…and these were the days when tobacco companies offered competing claims about the health benefits of their cigarettes (weight loss, calmer nerves etc.). So the folks at Listerine, who were all about keeping you safe from nasty mouth germs, launched a cigarette of their own, which was “taking the country by storm,” at least in their estimation…

…and I throw this in to give you an idea of how far cigarette companies would go, and how folks would respond in the early 1930s…at left is a 1932 advertisement from the back cover of Popular Mechanics, telling us that “Everybody” is deeply inhaling their product…of course people became addicted, including this young woman (right) featured in a 1931 Popular Science news item who managed to smoke and read a book while reducing her figure…

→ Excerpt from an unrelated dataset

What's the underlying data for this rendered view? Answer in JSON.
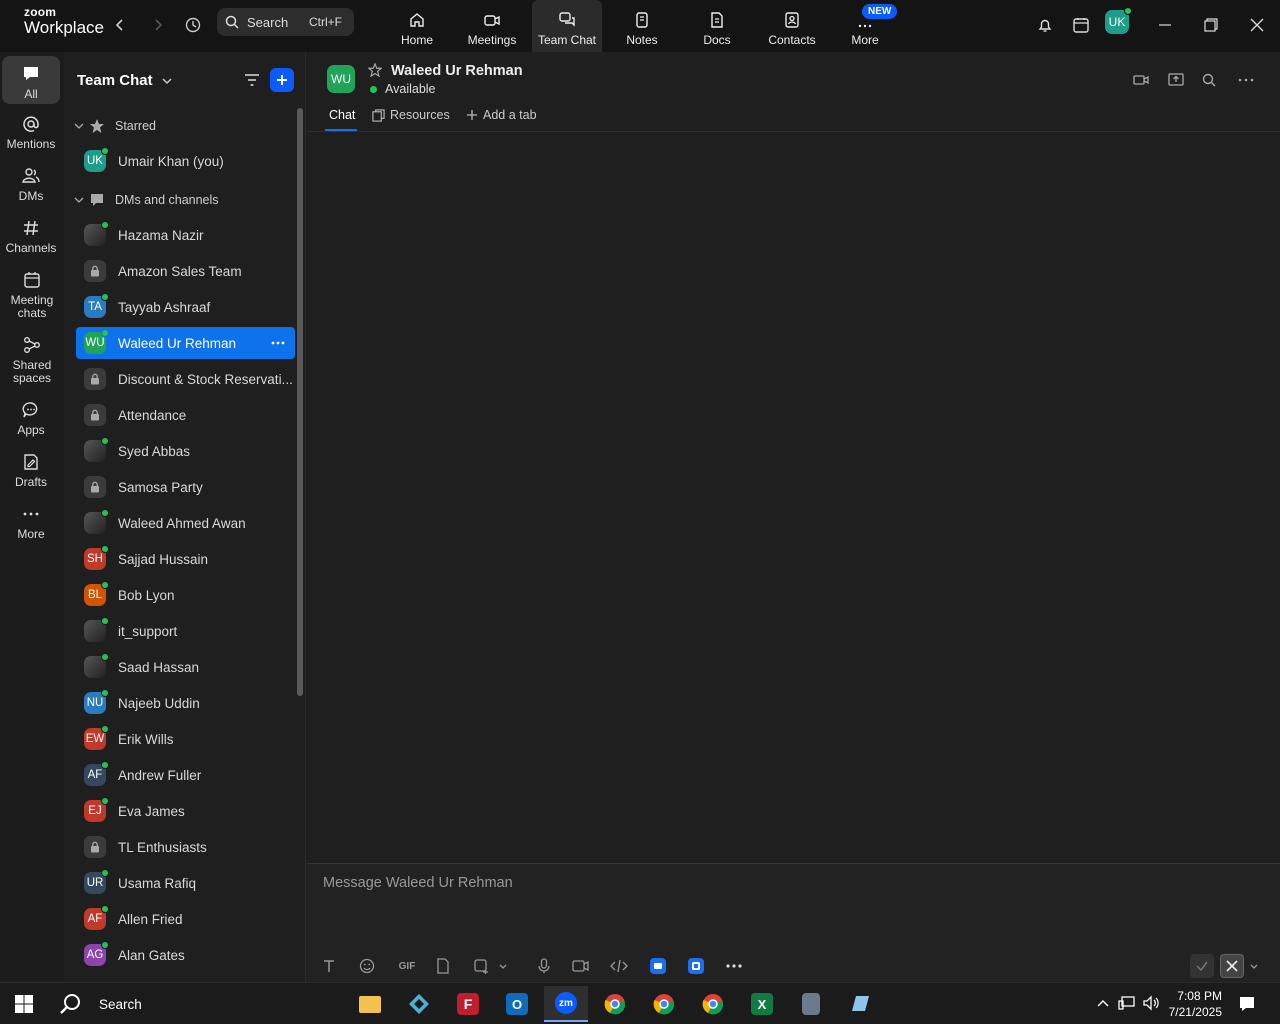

…back to the New Yorker ads from the Nov. 7 issue, here is one that offered a “scientific” way to remove nicotine from cigarettes, allowing only “pure tobacco” to enter your pink lungs…

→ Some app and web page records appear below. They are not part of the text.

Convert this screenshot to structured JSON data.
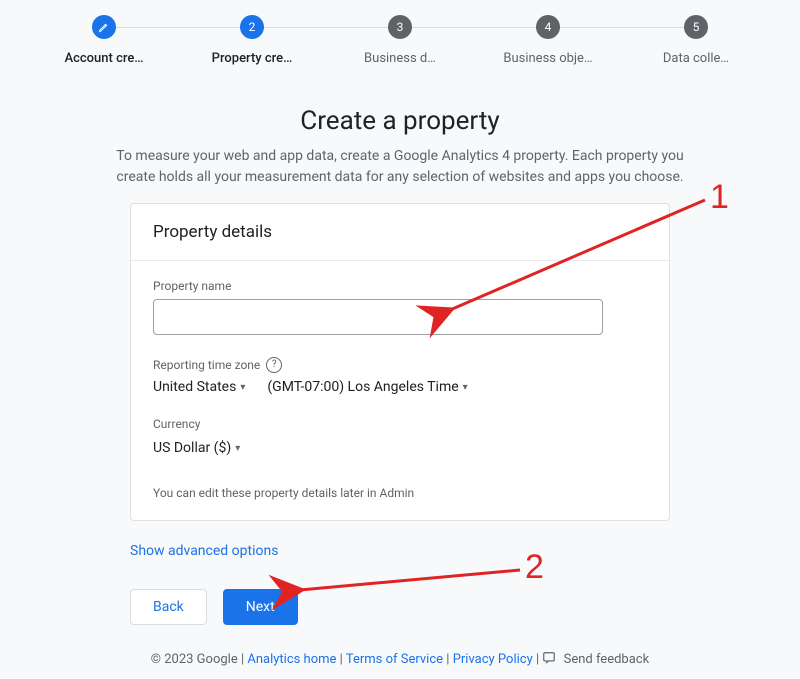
{
  "stepper": {
    "steps": [
      {
        "num": "",
        "label": "Account cre…",
        "state": "done"
      },
      {
        "num": "2",
        "label": "Property cre…",
        "state": "active"
      },
      {
        "num": "3",
        "label": "Business d…",
        "state": "pending"
      },
      {
        "num": "4",
        "label": "Business obje…",
        "state": "pending"
      },
      {
        "num": "5",
        "label": "Data colle…",
        "state": "pending"
      }
    ]
  },
  "page": {
    "title": "Create a property",
    "intro": "To measure your web and app data, create a Google Analytics 4 property. Each property you create holds all your measurement data for any selection of websites and apps you choose."
  },
  "card": {
    "header": "Property details",
    "property_name_label": "Property name",
    "property_name_value": "",
    "time_zone_label": "Reporting time zone",
    "time_zone_country": "United States",
    "time_zone_value": "(GMT-07:00) Los Angeles Time",
    "currency_label": "Currency",
    "currency_value": "US Dollar ($)",
    "note": "You can edit these property details later in Admin"
  },
  "advanced_link": "Show advanced options",
  "buttons": {
    "back": "Back",
    "next": "Next"
  },
  "footer": {
    "copyright": "© 2023 Google",
    "links": {
      "home": "Analytics home",
      "tos": "Terms of Service",
      "privacy": "Privacy Policy"
    },
    "feedback": "Send feedback"
  },
  "annotations": {
    "one": "1",
    "two": "2"
  }
}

…and now a couple of lovely color ads for Houbigant cosmetics…

…and our friends at Alcoa, diligently working to convince Americans that aluminum furniture was the modern way to keep your house “in step” with the times…

…and finally, RCA Victor was offering an early version of the LP record, so you wouldn’t have to stop necking to turn the damn record…

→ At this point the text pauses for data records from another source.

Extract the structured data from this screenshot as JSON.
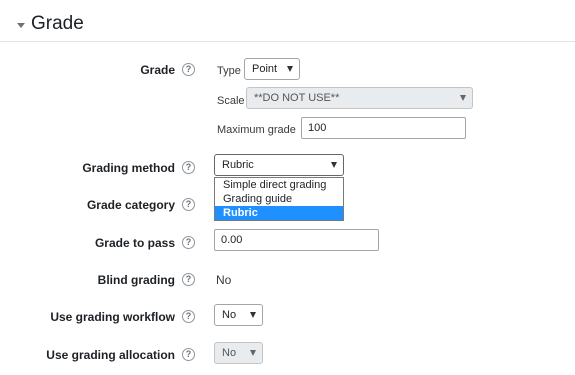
{
  "section": {
    "title": "Grade"
  },
  "grade": {
    "label": "Grade",
    "type_label": "Type",
    "type_value": "Point",
    "scale_label": "Scale",
    "scale_value": "**DO NOT USE**",
    "max_grade_label": "Maximum grade",
    "max_grade_value": "100"
  },
  "grading_method": {
    "label": "Grading method",
    "value": "Rubric",
    "options": [
      "Simple direct grading",
      "Grading guide",
      "Rubric"
    ],
    "selected_option": "Rubric"
  },
  "grade_category": {
    "label": "Grade category"
  },
  "grade_to_pass": {
    "label": "Grade to pass",
    "value": "0.00"
  },
  "blind_grading": {
    "label": "Blind grading",
    "value": "No"
  },
  "grading_workflow": {
    "label": "Use grading workflow",
    "value": "No"
  },
  "grading_allocation": {
    "label": "Use grading allocation",
    "value": "No"
  },
  "help_glyph": "?",
  "colors": {
    "selected_option_bg": "#1e90ff",
    "title": "#1d2125"
  }
}
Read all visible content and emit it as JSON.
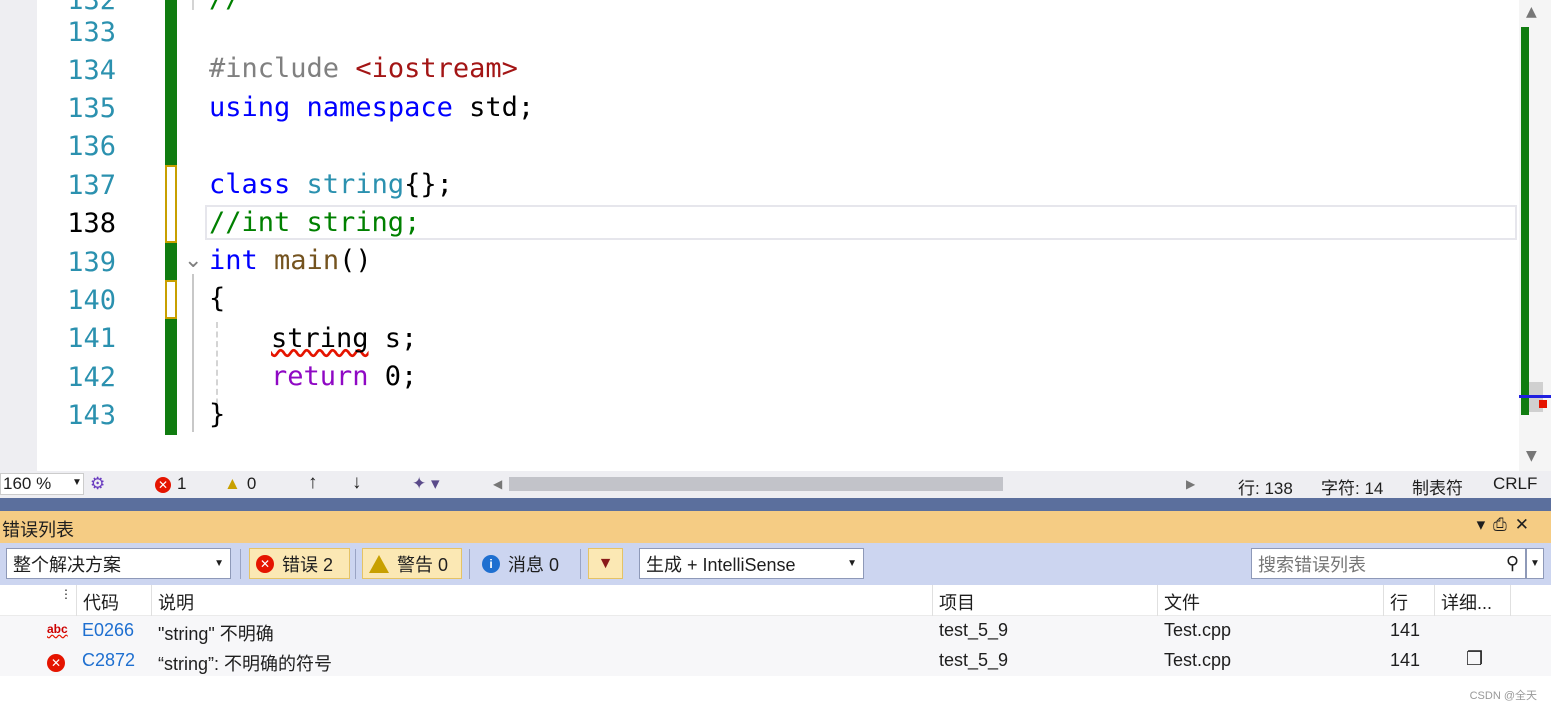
{
  "editor": {
    "line_numbers": [
      "132",
      "133",
      "134",
      "135",
      "136",
      "137",
      "138",
      "139",
      "140",
      "141",
      "142",
      "143"
    ],
    "lines": {
      "l134_a": "#include ",
      "l134_b": "<iostream>",
      "l135_a": "using",
      "l135_b": "namespace",
      "l135_c": " std;",
      "l137_a": "class",
      "l137_b": "string",
      "l137_c": "{};",
      "l138": "//int string;",
      "l139_a": "int",
      "l139_b": "main",
      "l139_c": "()",
      "l140": "{",
      "l141_a": "string",
      "l141_b": " s;",
      "l142_a": "return",
      "l142_b": " 0;",
      "l143": "}",
      "l132": "//"
    },
    "current_line": "138"
  },
  "status": {
    "zoom": "160 %",
    "errors": "1",
    "warnings": "0",
    "line": "行: 138",
    "char": "字符: 14",
    "indent": "制表符",
    "eol": "CRLF"
  },
  "error_list": {
    "title": "错误列表",
    "scope": "整个解决方案",
    "errors_btn": "错误 2",
    "warnings_btn": "警告 0",
    "messages_btn": "消息 0",
    "source": "生成 + IntelliSense",
    "search_placeholder": "搜索错误列表",
    "columns": {
      "code": "代码",
      "desc": "说明",
      "project": "项目",
      "file": "文件",
      "line": "行",
      "detail": "详细..."
    },
    "rows": [
      {
        "code": "E0266",
        "desc": "\"string\" 不明确",
        "project": "test_5_9",
        "file": "Test.cpp",
        "line": "141"
      },
      {
        "code": "C2872",
        "desc": "“string”: 不明确的符号",
        "project": "test_5_9",
        "file": "Test.cpp",
        "line": "141"
      }
    ]
  },
  "watermark": "CSDN @全天",
  "colors": {
    "change_green": "#107c10",
    "panel_title": "#f5cc84",
    "toolbar": "#ccd5f0",
    "error_red": "#e51400"
  }
}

…on to our cartoons, we begin with Gardner Rea

…John Reehill gave us a lover who probably watched too many romance movies…

…contrasting with this fellow illustrated by Carl Rose, who doesn’t lift a finger to find some romance…

…and while we are on the subject of love, here is a modern twist offered by Barbara Shermund

William Crawford Galbraith gave us a far more detached view of the game of love…

…while Helen Hokinson found an attraction of a different sort with one of her “girls”…

Alan Dunn looked in on the baking business, industrial-sized…

…and we end with Richard Decker, and the price of war…

Next Time: All That Glitters Is Not Gold